When you struggle to learn something, your brain actually grows. A researcher explains why you can learn anything: http://t.co/FC6DUlTQ2i— Bill Gates (@BillGates) August 26, 2014
Microsoft founder Bill Gates recently tweeted about the value of having at least a little bit of struggle when trying to learn and comprehend something. The work of understanding has intrinsic value in itself, and since a textual description requires an active mind to recreate a scene or visualize a scenario, it’s basically good mental exercise and preparation for absorbing more complex concepts. (Much of that is lost in a short three-minute video clip, which ironically Gates includes in his tweet.)
There's no prior data for the current trend of video overstimulation

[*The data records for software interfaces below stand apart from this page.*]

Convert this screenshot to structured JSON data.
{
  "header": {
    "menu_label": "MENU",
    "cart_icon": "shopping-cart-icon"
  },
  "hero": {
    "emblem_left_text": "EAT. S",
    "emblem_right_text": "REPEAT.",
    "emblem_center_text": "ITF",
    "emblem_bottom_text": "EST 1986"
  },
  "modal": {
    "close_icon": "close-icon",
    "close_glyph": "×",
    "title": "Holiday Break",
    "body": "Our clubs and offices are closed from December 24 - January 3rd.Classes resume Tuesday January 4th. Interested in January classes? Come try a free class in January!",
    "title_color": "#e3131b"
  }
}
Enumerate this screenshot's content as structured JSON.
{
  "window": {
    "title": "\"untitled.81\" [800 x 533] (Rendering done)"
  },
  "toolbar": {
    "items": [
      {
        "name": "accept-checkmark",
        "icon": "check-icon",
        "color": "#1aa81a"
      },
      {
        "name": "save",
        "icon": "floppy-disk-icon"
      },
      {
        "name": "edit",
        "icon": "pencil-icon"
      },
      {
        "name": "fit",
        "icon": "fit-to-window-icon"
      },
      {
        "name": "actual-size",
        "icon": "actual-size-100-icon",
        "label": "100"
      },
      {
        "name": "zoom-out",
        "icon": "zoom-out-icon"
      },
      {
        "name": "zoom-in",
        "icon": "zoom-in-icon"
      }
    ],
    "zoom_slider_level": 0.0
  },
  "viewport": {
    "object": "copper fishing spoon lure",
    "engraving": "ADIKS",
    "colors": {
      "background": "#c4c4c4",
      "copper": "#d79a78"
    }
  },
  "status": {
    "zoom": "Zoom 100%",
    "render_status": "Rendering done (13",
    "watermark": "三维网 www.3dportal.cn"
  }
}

One thing that is materially different about video proliferation on the web today from the way it happened with television in the past is its portability. As ubiquitous as TV broadcasts may be, they are still anchored in the immobile location where your receiving set resides, and even if you have a television in every room of the house, you can’t hope to expose yourself to terrestrial or cable broadcasting as comprehensively as you can with mobile web feeds. Anyone living in an area with a good LTE signal can drown in a constant 24-hour video marathon. It may be scattershot and stop-and-start — jumping from celebrity Vines to Snapchat updates to CNN news reports — but it’s possible and increasingly practiced. There’s no prior data for this kind of constant video stimulation.

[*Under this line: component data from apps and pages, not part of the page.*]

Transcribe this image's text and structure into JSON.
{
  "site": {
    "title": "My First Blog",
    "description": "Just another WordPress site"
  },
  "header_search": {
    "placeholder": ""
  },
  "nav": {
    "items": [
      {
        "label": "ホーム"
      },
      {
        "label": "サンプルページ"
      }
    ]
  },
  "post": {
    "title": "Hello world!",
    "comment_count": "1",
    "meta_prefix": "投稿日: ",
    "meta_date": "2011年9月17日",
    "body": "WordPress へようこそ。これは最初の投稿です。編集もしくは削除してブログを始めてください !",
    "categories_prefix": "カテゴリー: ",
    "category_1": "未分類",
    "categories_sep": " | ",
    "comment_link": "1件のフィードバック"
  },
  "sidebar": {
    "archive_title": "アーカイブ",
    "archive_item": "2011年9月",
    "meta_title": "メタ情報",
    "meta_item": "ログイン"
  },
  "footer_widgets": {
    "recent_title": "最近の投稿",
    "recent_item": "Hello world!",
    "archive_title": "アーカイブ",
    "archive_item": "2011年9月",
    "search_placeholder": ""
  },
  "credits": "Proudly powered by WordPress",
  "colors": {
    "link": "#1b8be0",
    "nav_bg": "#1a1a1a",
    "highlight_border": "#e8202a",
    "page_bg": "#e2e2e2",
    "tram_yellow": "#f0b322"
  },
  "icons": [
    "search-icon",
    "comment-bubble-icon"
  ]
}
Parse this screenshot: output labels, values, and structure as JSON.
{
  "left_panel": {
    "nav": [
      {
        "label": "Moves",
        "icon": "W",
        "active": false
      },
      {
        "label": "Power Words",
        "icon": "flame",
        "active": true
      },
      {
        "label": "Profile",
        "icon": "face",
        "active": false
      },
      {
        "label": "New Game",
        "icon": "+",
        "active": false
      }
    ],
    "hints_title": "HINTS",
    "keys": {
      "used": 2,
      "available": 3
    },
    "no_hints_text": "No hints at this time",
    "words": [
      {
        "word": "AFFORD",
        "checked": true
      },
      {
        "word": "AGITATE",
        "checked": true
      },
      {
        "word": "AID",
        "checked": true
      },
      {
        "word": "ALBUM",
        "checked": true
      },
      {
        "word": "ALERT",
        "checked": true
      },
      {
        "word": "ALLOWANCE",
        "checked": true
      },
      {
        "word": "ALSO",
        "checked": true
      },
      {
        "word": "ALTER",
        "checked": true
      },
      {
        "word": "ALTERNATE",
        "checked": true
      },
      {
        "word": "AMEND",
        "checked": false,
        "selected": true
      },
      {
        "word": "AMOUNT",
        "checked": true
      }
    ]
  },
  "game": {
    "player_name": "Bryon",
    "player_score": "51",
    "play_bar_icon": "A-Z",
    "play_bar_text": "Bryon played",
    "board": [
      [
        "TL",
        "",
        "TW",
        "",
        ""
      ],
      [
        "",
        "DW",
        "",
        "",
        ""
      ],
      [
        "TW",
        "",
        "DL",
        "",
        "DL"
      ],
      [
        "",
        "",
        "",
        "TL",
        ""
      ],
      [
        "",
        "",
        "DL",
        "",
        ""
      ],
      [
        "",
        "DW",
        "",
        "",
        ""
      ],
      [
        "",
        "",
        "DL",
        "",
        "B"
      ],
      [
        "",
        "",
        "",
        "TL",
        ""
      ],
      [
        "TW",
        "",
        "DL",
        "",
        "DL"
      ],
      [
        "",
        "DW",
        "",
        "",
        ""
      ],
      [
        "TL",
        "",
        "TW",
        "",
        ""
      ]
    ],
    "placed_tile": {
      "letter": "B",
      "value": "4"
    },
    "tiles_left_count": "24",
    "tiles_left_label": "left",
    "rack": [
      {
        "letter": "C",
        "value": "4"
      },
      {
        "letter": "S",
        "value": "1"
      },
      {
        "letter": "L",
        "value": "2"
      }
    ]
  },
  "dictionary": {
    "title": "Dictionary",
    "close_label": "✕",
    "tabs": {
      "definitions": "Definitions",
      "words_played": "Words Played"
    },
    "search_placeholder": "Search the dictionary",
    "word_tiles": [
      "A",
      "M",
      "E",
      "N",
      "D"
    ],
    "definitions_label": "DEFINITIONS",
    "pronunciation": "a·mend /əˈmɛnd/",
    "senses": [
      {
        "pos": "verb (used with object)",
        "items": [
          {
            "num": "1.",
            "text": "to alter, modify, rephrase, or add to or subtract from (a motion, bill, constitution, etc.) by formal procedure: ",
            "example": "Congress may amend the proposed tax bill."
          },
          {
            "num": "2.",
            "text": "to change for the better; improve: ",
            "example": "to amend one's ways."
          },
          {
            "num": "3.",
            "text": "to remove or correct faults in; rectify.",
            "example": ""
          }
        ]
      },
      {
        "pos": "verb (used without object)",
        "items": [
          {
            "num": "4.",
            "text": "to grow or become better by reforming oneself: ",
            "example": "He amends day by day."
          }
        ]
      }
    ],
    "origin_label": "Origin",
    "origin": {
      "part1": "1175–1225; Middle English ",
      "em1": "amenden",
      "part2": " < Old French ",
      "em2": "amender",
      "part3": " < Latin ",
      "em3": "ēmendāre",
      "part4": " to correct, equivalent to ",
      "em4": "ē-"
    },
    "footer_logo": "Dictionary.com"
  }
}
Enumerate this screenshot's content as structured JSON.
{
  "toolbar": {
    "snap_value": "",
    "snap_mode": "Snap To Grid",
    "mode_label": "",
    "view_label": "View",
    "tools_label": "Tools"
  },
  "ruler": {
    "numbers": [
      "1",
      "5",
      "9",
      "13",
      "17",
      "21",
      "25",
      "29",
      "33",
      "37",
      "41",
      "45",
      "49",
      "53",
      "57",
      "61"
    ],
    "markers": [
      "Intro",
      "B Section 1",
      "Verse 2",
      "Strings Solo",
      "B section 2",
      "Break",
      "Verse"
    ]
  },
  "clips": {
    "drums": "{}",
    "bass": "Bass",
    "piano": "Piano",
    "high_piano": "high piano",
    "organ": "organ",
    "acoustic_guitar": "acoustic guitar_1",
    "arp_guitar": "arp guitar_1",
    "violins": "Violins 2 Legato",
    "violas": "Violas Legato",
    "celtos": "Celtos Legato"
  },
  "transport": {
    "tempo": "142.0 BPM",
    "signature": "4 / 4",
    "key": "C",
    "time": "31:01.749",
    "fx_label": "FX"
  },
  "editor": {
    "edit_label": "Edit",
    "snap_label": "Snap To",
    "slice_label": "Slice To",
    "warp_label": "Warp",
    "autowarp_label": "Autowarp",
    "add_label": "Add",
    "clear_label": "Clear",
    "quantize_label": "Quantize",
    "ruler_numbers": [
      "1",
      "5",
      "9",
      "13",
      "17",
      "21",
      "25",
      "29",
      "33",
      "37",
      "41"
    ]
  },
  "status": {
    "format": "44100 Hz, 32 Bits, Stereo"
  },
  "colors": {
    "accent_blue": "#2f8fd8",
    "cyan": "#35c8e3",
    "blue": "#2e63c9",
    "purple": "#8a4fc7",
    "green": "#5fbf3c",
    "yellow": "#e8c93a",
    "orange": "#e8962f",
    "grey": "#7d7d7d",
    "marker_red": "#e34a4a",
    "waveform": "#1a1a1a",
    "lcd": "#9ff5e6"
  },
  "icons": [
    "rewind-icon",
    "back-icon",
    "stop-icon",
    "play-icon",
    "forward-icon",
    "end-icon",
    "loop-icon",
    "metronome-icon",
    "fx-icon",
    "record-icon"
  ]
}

With ever more bandwidth and cheaper storage becoming available, the evolution toward a more visual web isn't likely to slow down any time soon. And yet, the researchers studying its effects on how we behave say there's little reason to fret about the digital world depriving us of our skills of articulation in the same way that it's killed our handwriting. Sherry Turkle says that "we are both at a turning point and we are resilient. Only five days without our devices show us recovering the skills needed for empathic connection," and there are book clubs out there endeavoring to maintain the appreciation for written expression. Carmen Lee believes that what's going on is less replacement and more augmentation of text with images and video. "People," she says, "are actually becoming more 'literate' in using both the visual and the verbal in a complementary manner to convey meanings." So instead of dismissing or fearing these new modes of communication, we are probably best off embracing them and seeing what we might learn.